# [Task data]
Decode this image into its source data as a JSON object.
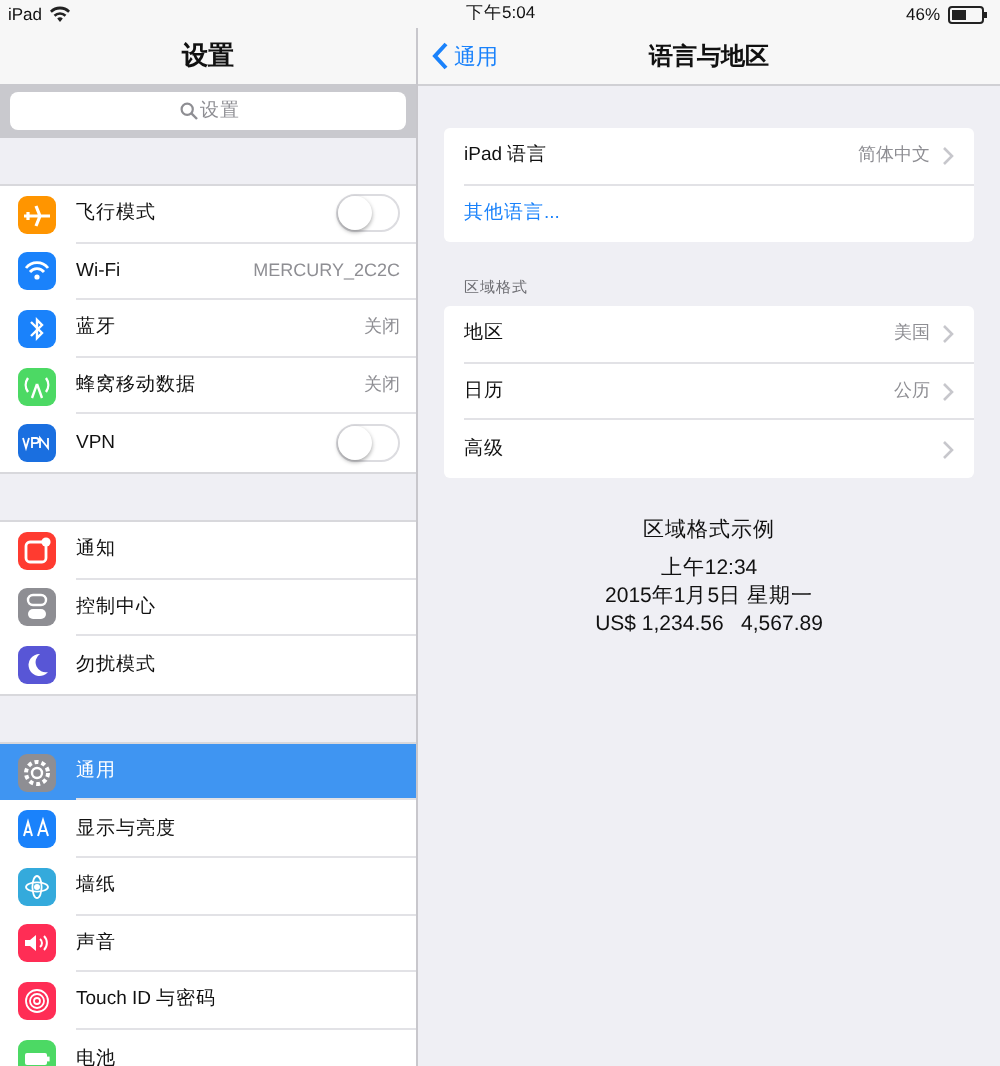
{
  "status_bar": {
    "device": "iPad",
    "time": "下午5:04",
    "battery": "46%"
  },
  "sidebar": {
    "title": "设置",
    "search": {
      "placeholder": "设置"
    },
    "groups": [
      {
        "items": [
          {
            "label": "飞行模式",
            "kind": "toggle",
            "on": false,
            "color": "#ff9500",
            "selected": false
          },
          {
            "label": "Wi-Fi",
            "kind": "value",
            "value": "MERCURY_2C2C",
            "color": "#1a82fb",
            "selected": false
          },
          {
            "label": "蓝牙",
            "kind": "value",
            "value": "关闭",
            "color": "#1a82fb",
            "selected": false
          },
          {
            "label": "蜂窝移动数据",
            "kind": "value",
            "value": "关闭",
            "color": "#4cd964",
            "selected": false
          },
          {
            "label": "VPN",
            "kind": "toggle",
            "on": false,
            "color": "#1a6fe0",
            "selected": false
          }
        ]
      },
      {
        "items": [
          {
            "label": "通知",
            "kind": "plain",
            "color": "#ff3b30",
            "selected": false
          },
          {
            "label": "控制中心",
            "kind": "plain",
            "color": "#8e8e93",
            "selected": false
          },
          {
            "label": "勿扰模式",
            "kind": "plain",
            "color": "#5856d6",
            "selected": false
          }
        ]
      },
      {
        "items": [
          {
            "label": "通用",
            "kind": "plain",
            "color": "#8e8e93",
            "selected": true
          },
          {
            "label": "显示与亮度",
            "kind": "plain",
            "color": "#1a82fb",
            "selected": false
          },
          {
            "label": "墙纸",
            "kind": "plain",
            "color": "#34aadc",
            "selected": false
          },
          {
            "label": "声音",
            "kind": "plain",
            "color": "#ff2d55",
            "selected": false
          },
          {
            "label": "Touch ID 与密码",
            "kind": "plain",
            "color": "#ff2d55",
            "selected": false
          },
          {
            "label": "电池",
            "kind": "plain",
            "color": "#4cd964",
            "selected": false
          }
        ]
      }
    ]
  },
  "detail": {
    "back": "通用",
    "title": "语言与地区",
    "sections": [
      {
        "rows": [
          {
            "label": "iPad 语言",
            "kind": "value",
            "value": "简体中文"
          },
          {
            "label": "其他语言...",
            "kind": "link"
          }
        ]
      },
      {
        "header": "区域格式",
        "rows": [
          {
            "label": "地区",
            "kind": "value",
            "value": "美国"
          },
          {
            "label": "日历",
            "kind": "value",
            "value": "公历"
          },
          {
            "label": "高级",
            "kind": "value"
          }
        ]
      }
    ],
    "example": {
      "title": "区域格式示例",
      "lines": [
        "上午12:34",
        "2015年1月5日 星期一",
        "US$ 1,234.56   4,567.89"
      ]
    }
  }
}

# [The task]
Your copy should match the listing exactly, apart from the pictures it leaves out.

# [Result of this exercise]
Decode this image into its source data as a JSON object.
{
  "status_bar": {
    "device": "iPad",
    "time": "下午5:04",
    "battery": "46%"
  },
  "sidebar": {
    "title": "设置",
    "search": {
      "placeholder": "设置"
    },
    "groups": [
      {
        "items": [
          {
            "label": "飞行模式",
            "kind": "toggle",
            "on": false,
            "color": "#ff9500",
            "selected": false
          },
          {
            "label": "Wi-Fi",
            "kind": "value",
            "value": "MERCURY_2C2C",
            "color": "#1a82fb",
            "selected": false
          },
          {
            "label": "蓝牙",
            "kind": "value",
            "value": "关闭",
            "color": "#1a82fb",
            "selected": false
          },
          {
            "label": "蜂窝移动数据",
            "kind": "value",
            "value": "关闭",
            "color": "#4cd964",
            "selected": false
          },
          {
            "label": "VPN",
            "kind": "toggle",
            "on": false,
            "color": "#1a6fe0",
            "selected": false
          }
        ]
      },
      {
        "items": [
          {
            "label": "通知",
            "kind": "plain",
            "color": "#ff3b30",
            "selected": false
          },
          {
            "label": "控制中心",
            "kind": "plain",
            "color": "#8e8e93",
            "selected": false
          },
          {
            "label": "勿扰模式",
            "kind": "plain",
            "color": "#5856d6",
            "selected": false
          }
        ]
      },
      {
        "items": [
          {
            "label": "通用",
            "kind": "plain",
            "color": "#8e8e93",
            "selected": true
          },
          {
            "label": "显示与亮度",
            "kind": "plain",
            "color": "#1a82fb",
            "selected": false
          },
          {
            "label": "墙纸",
            "kind": "plain",
            "color": "#34aadc",
            "selected": false
          },
          {
            "label": "声音",
            "kind": "plain",
            "color": "#ff2d55",
            "selected": false
          },
          {
            "label": "Touch ID 与密码",
            "kind": "plain",
            "color": "#ff2d55",
            "selected": false
          },
          {
            "label": "电池",
            "kind": "plain",
            "color": "#4cd964",
            "selected": false
          }
        ]
      }
    ]
  },
  "detail": {
    "back": "通用",
    "title": "语言与地区",
    "sections": [
      {
        "rows": [
          {
            "label": "iPad 语言",
            "kind": "value",
            "value": "简体中文"
          },
          {
            "label": "其他语言...",
            "kind": "link"
          }
        ]
      },
      {
        "header": "区域格式",
        "rows": [
          {
            "label": "地区",
            "kind": "value",
            "value": "美国"
          },
          {
            "label": "日历",
            "kind": "value",
            "value": "公历"
          },
          {
            "label": "高级",
            "kind": "value"
          }
        ]
      }
    ],
    "example": {
      "title": "区域格式示例",
      "lines": [
        "上午12:34",
        "2015年1月5日 星期一",
        "US$ 1,234.56   4,567.89"
      ]
    }
  }
}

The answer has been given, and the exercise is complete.